  • You might find it builds gradually over time. A common example I have seen is for the archer to start shooting very quickly, releasing as soon as they think they have reached full draw.  Please note this is not the same as snap shooting where an archer has trained to draw and release in a fast single motion. With target anxiety they are not giving themselves times to settle and aim. Over time they begin to lose control of the final stages of the shot process.  Eventually resulting in them prematurely releasing the string and having the arrow impact in the ground in front of the target.
  • Another example comes when you apply pressure on yourself to perform, to reach the next level or perceive that you should be improving faster.  I have seen archers spend hundred and hundreds of pounds on new arrows, limbs, release aids etc. All in the belief that this is what is they need for them to succeed. I have little doubt you have heard the phrase all the gear and no idea to describe them. The reality being that what they need is the support and instruction on improvements to their form or mental outlook to the hobby.

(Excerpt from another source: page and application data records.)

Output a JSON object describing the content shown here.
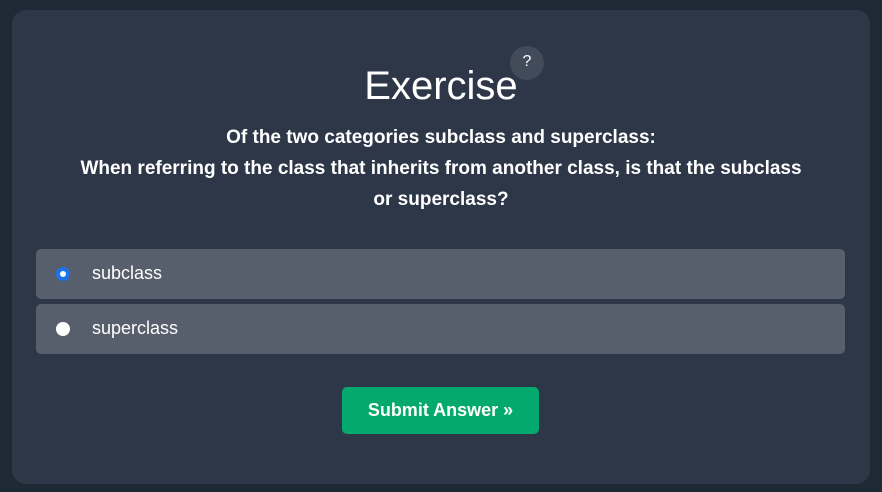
{
  "title": "Exercise",
  "help_label": "?",
  "question": {
    "line1": "Of the two categories subclass and superclass:",
    "line2": "When referring to the class that inherits from another class, is that the subclass or superclass?"
  },
  "options": [
    {
      "label": "subclass",
      "selected": true
    },
    {
      "label": "superclass",
      "selected": false
    }
  ],
  "submit_label": "Submit Answer »",
  "colors": {
    "background": "#1d2a35",
    "card": "#2d3748",
    "option": "#575f6c",
    "accent": "#04aa6d",
    "radio_selected": "#1a73e8"
  }
}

  • When you have achieved a level of success and feel others watching you. On a personal note I can admit to this being how it manifested for me. I am a reasonable shot with my flatbow and been fortunate to win a few medals at local and national level.  Over time I’d gone from a beginner, or rather an also ran, to  a top 20 place, to top 10 and then a medal winner. Problem with this is the level of expectation that comes with shooting well. I would get to a competition and feel people watching me, whether they were or not, it was how I felt. I would feel they would expect me to place. This is one of the reasons I hate being picked for memberships of teams at competitions. I’ve had to work very hard to overcome these demons and I’m still struggling at times. The key thing it is possible.
  • Want to match own expected performance – again this is personal to me. I will admit I am competitive, but very much against myself. If I take a shot and don’t score as well as  i’d expect, I could start a downward spiral. If it was down to good course laying I wouldn’t feel so bad as they tricked me, but if it was down to me then I can get pretty low. I let that poor shot effect the next  shot and so on.
I’m sure you can think of other examples, maybe personal ones based on your own experiences.
As coaches, we may well be the last people archers come to for help. Sadly this is often quite late in the development, being more often the last call behind Google searches and YouTube. This is part of the problem with Target Anxiety as archers don’t want to admit they may have a problem. We live in world where admitting problems or we may not be perfect is seen as wrong or a weakness. This is something that has to change and in my view is simply wrong.
In the next article I will go I to more details on what  can help and identify in more detail how it has impacted me and what I have tried to overcome it. In the meantime if you have any comments or thoughts let me know.
Thanks for reading.